◆ **Work instructions**
Look for the word "this" in the data below, and copy every line that holds it.

== Segment start ==

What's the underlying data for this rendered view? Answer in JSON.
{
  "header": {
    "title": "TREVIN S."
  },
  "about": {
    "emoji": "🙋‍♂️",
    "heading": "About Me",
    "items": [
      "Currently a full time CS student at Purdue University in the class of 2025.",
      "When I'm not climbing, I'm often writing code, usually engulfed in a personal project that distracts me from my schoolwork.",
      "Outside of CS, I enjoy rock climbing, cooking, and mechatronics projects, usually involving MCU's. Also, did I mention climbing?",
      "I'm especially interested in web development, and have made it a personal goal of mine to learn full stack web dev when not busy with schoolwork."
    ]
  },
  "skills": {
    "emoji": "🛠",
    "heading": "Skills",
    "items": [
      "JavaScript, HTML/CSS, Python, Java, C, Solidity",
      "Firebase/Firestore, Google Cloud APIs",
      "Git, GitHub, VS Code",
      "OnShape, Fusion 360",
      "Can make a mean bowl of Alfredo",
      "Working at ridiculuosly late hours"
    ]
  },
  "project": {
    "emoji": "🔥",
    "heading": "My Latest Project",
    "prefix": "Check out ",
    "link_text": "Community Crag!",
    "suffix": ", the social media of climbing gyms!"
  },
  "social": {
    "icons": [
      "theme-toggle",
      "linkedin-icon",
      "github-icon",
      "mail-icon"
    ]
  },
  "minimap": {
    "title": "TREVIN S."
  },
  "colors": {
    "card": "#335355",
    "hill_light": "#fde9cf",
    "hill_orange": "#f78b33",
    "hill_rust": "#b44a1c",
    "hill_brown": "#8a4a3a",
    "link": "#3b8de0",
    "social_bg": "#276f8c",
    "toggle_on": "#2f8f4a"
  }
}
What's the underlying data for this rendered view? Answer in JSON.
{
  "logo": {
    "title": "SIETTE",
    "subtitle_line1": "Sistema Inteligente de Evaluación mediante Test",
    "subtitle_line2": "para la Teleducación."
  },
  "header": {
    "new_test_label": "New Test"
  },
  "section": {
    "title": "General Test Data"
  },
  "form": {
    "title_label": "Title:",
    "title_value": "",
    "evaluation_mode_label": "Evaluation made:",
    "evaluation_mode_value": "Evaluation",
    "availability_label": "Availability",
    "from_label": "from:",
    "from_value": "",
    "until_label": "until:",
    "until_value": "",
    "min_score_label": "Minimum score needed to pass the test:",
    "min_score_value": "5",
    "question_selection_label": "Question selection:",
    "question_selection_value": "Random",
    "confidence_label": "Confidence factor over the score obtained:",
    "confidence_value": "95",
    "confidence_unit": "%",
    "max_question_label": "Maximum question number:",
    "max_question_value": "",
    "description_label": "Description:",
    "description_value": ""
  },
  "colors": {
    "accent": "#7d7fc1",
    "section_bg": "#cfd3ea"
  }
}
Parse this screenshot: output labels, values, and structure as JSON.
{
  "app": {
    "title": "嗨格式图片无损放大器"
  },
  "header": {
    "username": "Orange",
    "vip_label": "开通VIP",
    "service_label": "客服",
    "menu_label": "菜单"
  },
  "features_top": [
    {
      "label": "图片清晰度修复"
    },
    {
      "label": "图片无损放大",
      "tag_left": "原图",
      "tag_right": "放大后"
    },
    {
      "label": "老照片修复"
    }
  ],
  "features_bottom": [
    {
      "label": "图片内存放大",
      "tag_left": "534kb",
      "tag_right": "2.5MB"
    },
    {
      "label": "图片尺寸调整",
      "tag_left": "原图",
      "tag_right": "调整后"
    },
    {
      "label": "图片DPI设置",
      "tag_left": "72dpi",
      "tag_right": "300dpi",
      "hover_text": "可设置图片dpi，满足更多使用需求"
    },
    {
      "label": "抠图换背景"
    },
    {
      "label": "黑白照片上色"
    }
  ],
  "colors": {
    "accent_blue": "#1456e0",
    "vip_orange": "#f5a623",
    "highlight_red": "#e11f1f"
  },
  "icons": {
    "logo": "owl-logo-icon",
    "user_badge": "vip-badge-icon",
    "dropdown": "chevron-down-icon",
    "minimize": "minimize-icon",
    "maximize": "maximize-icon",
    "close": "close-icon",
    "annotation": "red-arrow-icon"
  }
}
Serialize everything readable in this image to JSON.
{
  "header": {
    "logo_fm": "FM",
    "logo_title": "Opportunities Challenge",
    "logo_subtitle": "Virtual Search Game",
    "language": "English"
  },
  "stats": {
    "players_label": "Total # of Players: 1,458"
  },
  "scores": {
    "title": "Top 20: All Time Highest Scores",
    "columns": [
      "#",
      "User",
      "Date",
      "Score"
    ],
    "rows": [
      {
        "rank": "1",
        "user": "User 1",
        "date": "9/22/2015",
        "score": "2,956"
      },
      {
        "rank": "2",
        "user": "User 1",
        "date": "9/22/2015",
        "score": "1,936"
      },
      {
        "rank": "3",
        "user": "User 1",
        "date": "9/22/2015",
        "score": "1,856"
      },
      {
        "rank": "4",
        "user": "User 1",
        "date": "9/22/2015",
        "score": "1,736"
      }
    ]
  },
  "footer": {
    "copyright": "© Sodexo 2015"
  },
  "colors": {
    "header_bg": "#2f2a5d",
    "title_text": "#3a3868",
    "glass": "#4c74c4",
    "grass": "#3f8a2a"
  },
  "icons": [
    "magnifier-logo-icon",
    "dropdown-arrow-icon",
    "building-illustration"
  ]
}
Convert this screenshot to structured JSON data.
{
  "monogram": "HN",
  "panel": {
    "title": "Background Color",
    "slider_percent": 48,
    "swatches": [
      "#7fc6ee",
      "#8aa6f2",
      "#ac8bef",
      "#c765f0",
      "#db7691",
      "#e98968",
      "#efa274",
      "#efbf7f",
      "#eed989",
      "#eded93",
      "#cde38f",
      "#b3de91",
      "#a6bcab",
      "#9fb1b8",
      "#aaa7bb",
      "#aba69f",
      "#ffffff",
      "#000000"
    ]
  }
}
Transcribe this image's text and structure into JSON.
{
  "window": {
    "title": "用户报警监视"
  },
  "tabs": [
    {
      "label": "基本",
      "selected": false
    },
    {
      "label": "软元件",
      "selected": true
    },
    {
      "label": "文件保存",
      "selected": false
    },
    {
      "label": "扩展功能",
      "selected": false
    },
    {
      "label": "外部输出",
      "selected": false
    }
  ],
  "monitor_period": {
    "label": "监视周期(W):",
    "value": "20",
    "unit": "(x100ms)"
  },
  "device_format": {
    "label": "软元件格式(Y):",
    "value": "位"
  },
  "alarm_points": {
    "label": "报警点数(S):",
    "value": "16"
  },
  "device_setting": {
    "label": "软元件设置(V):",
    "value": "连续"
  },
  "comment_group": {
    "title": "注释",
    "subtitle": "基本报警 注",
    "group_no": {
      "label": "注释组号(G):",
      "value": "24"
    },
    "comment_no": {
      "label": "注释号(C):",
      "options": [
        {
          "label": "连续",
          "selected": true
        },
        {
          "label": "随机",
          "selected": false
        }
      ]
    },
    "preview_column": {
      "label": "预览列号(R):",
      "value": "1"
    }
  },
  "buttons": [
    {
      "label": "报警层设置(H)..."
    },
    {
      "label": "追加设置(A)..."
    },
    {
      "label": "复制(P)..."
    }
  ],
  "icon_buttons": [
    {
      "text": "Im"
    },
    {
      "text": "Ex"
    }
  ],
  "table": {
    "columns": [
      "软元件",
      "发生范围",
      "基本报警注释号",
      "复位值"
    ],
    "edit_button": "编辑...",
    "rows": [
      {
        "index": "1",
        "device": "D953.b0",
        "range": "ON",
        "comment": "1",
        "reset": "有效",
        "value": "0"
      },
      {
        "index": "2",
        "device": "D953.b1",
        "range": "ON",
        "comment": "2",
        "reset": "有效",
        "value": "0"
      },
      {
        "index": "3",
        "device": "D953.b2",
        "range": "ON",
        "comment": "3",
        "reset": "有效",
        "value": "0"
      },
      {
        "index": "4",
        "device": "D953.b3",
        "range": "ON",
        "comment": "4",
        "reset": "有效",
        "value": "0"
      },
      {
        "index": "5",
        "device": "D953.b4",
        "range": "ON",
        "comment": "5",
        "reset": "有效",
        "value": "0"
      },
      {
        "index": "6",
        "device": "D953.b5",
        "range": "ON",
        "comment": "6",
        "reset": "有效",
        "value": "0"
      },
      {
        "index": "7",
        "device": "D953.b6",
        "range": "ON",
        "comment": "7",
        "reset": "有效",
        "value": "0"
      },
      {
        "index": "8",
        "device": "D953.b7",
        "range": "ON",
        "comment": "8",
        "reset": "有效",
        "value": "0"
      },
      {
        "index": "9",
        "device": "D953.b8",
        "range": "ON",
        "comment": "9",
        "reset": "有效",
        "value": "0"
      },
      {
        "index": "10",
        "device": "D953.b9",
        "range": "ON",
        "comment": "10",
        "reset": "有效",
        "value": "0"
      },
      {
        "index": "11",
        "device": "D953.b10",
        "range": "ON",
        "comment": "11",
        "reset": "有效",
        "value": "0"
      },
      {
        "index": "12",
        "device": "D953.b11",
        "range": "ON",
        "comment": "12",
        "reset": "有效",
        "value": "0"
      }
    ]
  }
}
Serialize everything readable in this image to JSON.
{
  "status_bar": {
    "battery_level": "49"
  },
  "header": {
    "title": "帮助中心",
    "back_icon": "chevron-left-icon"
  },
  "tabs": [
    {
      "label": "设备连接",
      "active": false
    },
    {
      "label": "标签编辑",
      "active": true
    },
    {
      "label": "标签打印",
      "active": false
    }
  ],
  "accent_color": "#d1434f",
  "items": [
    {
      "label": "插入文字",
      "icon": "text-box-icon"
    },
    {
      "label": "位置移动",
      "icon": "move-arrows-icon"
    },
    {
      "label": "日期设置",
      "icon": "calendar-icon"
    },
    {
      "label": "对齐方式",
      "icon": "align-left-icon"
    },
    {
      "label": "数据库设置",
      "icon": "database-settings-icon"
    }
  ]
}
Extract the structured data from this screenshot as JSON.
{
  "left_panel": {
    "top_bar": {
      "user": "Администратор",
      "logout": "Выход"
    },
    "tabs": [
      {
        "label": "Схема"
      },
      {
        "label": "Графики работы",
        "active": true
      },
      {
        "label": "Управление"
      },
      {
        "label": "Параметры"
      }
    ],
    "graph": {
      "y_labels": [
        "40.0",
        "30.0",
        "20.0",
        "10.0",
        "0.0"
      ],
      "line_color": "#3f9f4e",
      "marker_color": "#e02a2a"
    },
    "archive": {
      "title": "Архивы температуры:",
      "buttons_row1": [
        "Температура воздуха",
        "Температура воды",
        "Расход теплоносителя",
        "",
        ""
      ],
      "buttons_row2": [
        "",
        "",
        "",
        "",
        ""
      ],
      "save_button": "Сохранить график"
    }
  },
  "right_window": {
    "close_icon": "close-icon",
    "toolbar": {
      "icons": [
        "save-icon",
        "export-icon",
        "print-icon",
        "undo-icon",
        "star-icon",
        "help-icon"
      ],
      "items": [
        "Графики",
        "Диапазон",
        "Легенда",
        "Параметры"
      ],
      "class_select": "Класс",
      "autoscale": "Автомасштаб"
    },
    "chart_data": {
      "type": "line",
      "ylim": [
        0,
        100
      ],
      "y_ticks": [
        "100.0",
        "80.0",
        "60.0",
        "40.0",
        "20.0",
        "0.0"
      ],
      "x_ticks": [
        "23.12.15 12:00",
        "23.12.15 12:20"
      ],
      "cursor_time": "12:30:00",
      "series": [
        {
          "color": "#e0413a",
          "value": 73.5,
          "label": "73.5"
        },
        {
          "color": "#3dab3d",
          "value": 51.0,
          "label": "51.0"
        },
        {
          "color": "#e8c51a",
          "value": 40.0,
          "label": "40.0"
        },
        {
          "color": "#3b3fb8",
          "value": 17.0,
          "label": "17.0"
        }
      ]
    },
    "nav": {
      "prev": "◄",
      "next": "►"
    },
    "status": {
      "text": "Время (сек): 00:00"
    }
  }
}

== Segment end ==

◆ **Response area**
What's the underlying data for this rendered view? Answer in JSON.
What's the underlying data for this rendered view? Answer in JSON.
Parse this screenshot: output labels, values, and structure as JSON.
Serialize everything readable in this image to JSON.
Convert this screenshot to structured JSON data.
Transcribe this image's text and structure into JSON.
Serialize everything readable in this image to JSON.
Extract the structured data from this screenshot as JSON.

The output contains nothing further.